His temper may have led him to want to swear, but in another story we are told of his temperance in restraining himself from actually uttering the offensive language, although he scrawled it on a wall instead (A11). Perhaps it was a bit of self-knowledge which led him to say that “just as it is difﬁcult to ﬁnd a ﬁsh without bones, so it is also difﬁcult to ﬁnd a man who does not possess some treacherous and prickly characteristic” (A11a). At any rate Archytas was not a dour recluse but enjoyed children (A8) and thought that even the highest intellectual achievement brought no satisfaction without a friend with whom to share it (A7a).
Horace swears that in the Muses’ company he “will gladly as a mariner essay (temptabo) the raging Bosphorus” (Odes iii. 29–31). Indeed, as an Epicurean, Horace has no reason to think Archytas impious for investigating the heavens. ” As the parallels above show, tempto often suggests the attempt to journey through or to some place and this ﬁts perfectly Archytas’ journey to the supposed edge of the heavens to prove that they are unlimited. Tempto suggests the audacity of great achievement without necessarily imputing hybris to the attempt.

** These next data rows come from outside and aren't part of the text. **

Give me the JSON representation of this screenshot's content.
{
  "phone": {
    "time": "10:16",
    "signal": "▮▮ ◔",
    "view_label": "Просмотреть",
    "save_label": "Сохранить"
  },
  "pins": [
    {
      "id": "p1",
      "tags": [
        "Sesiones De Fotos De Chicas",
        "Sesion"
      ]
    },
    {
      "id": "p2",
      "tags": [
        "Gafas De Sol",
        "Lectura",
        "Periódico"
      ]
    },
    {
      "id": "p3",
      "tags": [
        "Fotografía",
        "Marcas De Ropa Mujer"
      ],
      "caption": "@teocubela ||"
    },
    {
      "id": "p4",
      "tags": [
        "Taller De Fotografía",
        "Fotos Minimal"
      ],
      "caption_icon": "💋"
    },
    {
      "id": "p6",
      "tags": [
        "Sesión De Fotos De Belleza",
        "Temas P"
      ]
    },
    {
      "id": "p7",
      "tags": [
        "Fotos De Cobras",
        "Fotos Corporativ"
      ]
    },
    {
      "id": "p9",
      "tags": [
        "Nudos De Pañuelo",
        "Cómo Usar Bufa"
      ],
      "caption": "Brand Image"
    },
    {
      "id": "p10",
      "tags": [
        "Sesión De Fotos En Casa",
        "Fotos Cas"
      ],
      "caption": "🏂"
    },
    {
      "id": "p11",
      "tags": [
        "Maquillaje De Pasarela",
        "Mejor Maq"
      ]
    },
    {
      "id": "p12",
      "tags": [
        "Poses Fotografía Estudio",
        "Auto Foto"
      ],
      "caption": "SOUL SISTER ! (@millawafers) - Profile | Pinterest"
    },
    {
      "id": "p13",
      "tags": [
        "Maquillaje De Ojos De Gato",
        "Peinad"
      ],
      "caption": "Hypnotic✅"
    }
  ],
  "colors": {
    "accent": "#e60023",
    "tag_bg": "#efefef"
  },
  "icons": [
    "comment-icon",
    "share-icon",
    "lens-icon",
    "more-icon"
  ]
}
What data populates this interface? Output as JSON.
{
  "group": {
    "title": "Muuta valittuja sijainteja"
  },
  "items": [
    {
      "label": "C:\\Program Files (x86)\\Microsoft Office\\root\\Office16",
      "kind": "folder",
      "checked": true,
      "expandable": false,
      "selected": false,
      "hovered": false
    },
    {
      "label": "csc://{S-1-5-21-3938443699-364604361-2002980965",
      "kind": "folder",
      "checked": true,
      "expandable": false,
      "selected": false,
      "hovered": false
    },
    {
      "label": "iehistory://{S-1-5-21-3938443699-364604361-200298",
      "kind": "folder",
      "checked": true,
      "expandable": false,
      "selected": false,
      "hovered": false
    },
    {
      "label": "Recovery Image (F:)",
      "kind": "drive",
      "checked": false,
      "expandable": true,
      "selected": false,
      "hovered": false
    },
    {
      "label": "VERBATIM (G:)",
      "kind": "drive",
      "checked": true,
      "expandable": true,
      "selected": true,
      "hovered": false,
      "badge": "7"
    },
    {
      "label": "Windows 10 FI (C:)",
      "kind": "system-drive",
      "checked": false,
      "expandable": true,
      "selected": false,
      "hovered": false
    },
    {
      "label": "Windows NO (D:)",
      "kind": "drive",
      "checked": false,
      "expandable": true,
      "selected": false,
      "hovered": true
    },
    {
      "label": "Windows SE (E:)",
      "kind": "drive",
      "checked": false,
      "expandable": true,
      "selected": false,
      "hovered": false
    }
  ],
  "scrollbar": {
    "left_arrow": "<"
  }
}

Life, writings and reception 23 ability to predict the future and “move the constellations on the bronze sphere” (either a bronze sphere with the constellations on it or an orrery, see Cic. De Rep. i. xv. 22; for orreries, see Keyser 1998), by claiming descent from the Babylonian Horops, who is in turn the offspring of Archytas. He also claims Conon of Samos, the third-century astronomer, mathematician and friend of Archimedes, as a forefather. Thus Archytas is joined with Conon as great Greek astronomers on whose work Babylonian astrology is based.